“White House chief of staff John Kelly and other top aides were waiting for inspector general reports that they believed would deliver devastating verdicts on Veteran Affairs Secretary David Shulkin and Housing and Urban Development Secretary Ben Carson, who have both been accused of racking up extravagant expenses. They were also debating whether several senior White House aides, including McMaster, should go with them.”
Good news: Bolton is not a neoconserative. Bad news: he's something worse. https://t.co/3qWFQByewH
— Jeet Heer (@HeerJeet) March 23, 2018
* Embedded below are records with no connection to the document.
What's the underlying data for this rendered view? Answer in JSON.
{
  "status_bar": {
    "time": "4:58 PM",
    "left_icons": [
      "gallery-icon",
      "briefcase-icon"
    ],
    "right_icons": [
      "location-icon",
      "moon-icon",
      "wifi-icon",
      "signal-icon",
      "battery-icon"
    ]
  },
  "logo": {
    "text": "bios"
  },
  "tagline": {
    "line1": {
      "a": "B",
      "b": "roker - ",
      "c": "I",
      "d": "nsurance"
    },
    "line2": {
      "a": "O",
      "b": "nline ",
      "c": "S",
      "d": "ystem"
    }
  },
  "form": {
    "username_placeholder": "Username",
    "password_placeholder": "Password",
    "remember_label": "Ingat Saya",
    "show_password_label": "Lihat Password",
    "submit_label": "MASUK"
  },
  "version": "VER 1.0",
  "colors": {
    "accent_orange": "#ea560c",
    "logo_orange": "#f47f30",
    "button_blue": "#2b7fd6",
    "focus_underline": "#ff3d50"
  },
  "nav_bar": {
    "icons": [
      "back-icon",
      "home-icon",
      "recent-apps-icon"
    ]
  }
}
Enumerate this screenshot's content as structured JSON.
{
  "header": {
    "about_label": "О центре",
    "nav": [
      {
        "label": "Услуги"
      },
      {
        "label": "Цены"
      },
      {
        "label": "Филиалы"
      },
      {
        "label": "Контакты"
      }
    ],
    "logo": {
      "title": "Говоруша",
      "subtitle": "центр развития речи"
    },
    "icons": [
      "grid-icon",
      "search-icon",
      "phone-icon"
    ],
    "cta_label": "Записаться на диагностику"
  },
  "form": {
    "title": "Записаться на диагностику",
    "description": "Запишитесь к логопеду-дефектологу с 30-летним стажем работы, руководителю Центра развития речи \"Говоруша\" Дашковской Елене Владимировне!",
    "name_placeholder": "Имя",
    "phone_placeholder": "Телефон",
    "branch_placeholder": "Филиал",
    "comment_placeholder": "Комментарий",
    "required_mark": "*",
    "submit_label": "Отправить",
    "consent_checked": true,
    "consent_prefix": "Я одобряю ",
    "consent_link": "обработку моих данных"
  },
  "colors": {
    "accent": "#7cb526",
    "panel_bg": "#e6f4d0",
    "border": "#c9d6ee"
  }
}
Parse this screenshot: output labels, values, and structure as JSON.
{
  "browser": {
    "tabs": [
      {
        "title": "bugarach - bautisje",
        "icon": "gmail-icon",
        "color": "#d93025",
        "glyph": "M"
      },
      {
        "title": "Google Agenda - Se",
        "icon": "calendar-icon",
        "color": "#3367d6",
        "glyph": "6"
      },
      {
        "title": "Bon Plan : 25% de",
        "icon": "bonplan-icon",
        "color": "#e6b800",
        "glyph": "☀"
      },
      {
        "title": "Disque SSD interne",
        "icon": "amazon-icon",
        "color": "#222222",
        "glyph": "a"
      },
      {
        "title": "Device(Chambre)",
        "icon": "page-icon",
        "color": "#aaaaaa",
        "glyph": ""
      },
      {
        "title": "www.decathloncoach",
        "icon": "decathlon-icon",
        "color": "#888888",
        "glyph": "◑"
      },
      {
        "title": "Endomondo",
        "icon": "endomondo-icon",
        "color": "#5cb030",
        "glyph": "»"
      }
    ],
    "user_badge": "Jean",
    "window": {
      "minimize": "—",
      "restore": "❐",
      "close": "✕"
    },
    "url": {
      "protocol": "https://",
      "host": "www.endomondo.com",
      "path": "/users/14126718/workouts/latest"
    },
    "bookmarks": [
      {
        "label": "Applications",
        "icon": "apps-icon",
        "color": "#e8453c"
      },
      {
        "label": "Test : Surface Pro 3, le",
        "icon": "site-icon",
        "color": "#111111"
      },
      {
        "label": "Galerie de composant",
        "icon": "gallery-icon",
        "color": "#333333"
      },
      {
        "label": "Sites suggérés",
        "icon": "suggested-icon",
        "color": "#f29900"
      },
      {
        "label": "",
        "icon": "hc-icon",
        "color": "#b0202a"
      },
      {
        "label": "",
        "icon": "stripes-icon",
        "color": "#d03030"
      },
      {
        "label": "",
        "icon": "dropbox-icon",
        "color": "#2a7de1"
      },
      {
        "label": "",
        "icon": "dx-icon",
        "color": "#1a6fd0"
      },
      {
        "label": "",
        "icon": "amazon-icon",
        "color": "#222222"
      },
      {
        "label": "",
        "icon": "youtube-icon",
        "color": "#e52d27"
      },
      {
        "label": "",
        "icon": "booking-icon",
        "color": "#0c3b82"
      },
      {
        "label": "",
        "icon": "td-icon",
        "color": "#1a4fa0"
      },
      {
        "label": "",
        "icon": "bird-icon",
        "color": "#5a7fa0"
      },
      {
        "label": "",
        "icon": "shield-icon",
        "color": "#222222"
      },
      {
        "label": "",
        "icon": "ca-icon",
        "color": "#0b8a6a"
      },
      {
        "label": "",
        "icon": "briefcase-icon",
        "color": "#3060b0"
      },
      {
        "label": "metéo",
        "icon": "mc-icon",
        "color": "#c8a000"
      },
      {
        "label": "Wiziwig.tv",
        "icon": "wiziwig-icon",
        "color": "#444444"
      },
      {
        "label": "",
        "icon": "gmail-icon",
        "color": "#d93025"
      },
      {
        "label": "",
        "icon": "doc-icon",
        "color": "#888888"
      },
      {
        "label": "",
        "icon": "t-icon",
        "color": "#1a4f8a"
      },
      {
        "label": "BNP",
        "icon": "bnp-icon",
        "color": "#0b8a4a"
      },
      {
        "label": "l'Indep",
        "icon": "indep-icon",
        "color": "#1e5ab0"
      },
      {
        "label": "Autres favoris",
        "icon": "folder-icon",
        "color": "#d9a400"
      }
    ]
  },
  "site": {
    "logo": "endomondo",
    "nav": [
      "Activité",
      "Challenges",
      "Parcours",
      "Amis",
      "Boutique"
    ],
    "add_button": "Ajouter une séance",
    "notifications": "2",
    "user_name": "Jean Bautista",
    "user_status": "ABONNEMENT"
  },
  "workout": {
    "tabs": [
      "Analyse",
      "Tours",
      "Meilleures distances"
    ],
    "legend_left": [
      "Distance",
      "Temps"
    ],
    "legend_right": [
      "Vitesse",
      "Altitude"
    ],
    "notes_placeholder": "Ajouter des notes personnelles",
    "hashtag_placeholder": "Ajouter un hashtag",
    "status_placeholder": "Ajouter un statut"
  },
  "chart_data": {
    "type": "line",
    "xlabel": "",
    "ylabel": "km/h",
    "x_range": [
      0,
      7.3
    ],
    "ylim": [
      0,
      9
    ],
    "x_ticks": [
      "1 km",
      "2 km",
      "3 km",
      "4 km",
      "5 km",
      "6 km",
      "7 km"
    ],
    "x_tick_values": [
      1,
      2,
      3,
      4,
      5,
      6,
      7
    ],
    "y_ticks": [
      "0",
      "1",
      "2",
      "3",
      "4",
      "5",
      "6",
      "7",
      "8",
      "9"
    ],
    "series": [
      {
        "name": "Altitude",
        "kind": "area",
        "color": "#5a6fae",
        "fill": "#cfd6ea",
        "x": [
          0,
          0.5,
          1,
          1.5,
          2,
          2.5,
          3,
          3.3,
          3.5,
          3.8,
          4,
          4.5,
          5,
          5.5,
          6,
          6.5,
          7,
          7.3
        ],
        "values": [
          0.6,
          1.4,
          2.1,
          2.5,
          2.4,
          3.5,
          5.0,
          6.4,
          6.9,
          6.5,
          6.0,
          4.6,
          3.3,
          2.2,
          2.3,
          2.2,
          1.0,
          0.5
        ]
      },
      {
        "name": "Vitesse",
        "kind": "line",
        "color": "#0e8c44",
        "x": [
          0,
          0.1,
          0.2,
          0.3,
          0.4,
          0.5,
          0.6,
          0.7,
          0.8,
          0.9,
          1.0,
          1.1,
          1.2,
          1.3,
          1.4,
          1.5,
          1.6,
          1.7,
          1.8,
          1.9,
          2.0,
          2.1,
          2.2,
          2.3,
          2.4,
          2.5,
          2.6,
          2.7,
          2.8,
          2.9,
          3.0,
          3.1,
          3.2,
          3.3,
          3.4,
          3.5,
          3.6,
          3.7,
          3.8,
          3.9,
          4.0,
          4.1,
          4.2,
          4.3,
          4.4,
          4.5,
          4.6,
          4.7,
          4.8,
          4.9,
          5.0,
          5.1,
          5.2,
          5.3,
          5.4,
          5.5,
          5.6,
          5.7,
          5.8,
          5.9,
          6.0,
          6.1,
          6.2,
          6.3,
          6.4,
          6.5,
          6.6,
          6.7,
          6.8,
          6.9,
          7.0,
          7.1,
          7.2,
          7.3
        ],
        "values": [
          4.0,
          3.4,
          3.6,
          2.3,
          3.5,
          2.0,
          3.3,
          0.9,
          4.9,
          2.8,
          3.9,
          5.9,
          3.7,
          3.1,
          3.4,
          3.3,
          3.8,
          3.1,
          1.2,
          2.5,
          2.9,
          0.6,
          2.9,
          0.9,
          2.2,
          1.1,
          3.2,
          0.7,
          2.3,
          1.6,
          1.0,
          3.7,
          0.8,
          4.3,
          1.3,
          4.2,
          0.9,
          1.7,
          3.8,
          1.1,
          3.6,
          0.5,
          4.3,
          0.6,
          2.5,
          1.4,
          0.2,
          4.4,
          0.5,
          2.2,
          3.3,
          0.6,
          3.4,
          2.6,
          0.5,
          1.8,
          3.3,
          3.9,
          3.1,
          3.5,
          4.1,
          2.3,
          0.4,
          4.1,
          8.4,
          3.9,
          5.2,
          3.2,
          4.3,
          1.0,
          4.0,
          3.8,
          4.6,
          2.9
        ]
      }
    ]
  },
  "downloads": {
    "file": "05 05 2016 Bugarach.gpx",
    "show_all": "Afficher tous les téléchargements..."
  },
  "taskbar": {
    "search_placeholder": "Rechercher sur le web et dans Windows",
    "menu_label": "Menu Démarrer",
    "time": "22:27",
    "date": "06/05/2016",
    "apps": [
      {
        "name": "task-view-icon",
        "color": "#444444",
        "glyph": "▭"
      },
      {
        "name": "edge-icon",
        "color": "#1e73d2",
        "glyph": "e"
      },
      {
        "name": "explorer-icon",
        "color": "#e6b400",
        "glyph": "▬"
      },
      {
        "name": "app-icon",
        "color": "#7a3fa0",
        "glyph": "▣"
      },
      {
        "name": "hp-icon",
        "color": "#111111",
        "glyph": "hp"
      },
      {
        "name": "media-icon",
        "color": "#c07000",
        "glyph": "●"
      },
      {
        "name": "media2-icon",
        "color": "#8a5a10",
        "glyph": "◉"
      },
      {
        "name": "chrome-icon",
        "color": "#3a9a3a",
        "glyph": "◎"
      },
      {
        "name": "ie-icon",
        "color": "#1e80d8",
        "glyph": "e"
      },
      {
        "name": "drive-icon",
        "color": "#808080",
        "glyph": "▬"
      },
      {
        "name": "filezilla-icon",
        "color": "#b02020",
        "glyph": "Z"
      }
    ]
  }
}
“A lawsuit filed by D.C. and Maryland against President Trump over his alleged business conflicts has been expanded to include Trump in his personal capacity as a businessman, which means that a summons has been sent to perhaps the most famous address in Washington: 1600 Pennsylvania Avenue,” WAMU reports.
“The attorneys general for both states argue in a lawsuit that Trump is violating the emoluments clause of the U.S. Constitution, which in part bans public officials from receiving gifts and payments from foreign governments without approval from Congress.”
“In the midst of a Cabinet shake-up and a possible staff upheaval, President Trump considered firing his chief of staff earlier this month and not naming a successor,” NBC News reports.
“Trump has mused to close associates about running the West Wing as he did his business empire, essentially serving as his own chief of staff… In conversations with allies outside the White House, the president envisioned a scenario in which a handful of top aides would report directly to him — bypassing the traditional gatekeeper position.”
White House counsel Don McGahn “is expected to step down later this year, though his resignation is contingent on the president finding a replacement and several other factors,” Politico reports.
“McGahn, according to two of the sources, has signaled interest in returning to the Jones Day law firm where he previously worked and reprising a role he had during the 2016 campaign by handling legal matters for Trump’s re-election.”
NEW on NBC: our report finds House Intel has no or incomplete information about 81% of known contacts between Trump officials and Russian-linked figures https://t.co/VsCB4LSAiy
— The Moscow Project (@moscow_project) March 22, 2018
The RNC has put $281,250 into the special election to replace former Rep. Trent Franks (R-AZ), “the first financial commitment by either national party in a district that has voted reliably Republican since being drawn in 2011,” the Washington Post reports.
“The RNC declined to comment on the investment, but Arizona’s 8th District was not necessarily seen as a potential Democratic pickup. In 2016, Hillary Clinton won just 37% of the vote in the district — worse than her showing in Pennsylvania’s 18th District, which Democrat Conor Lamb just won in a squeaker.”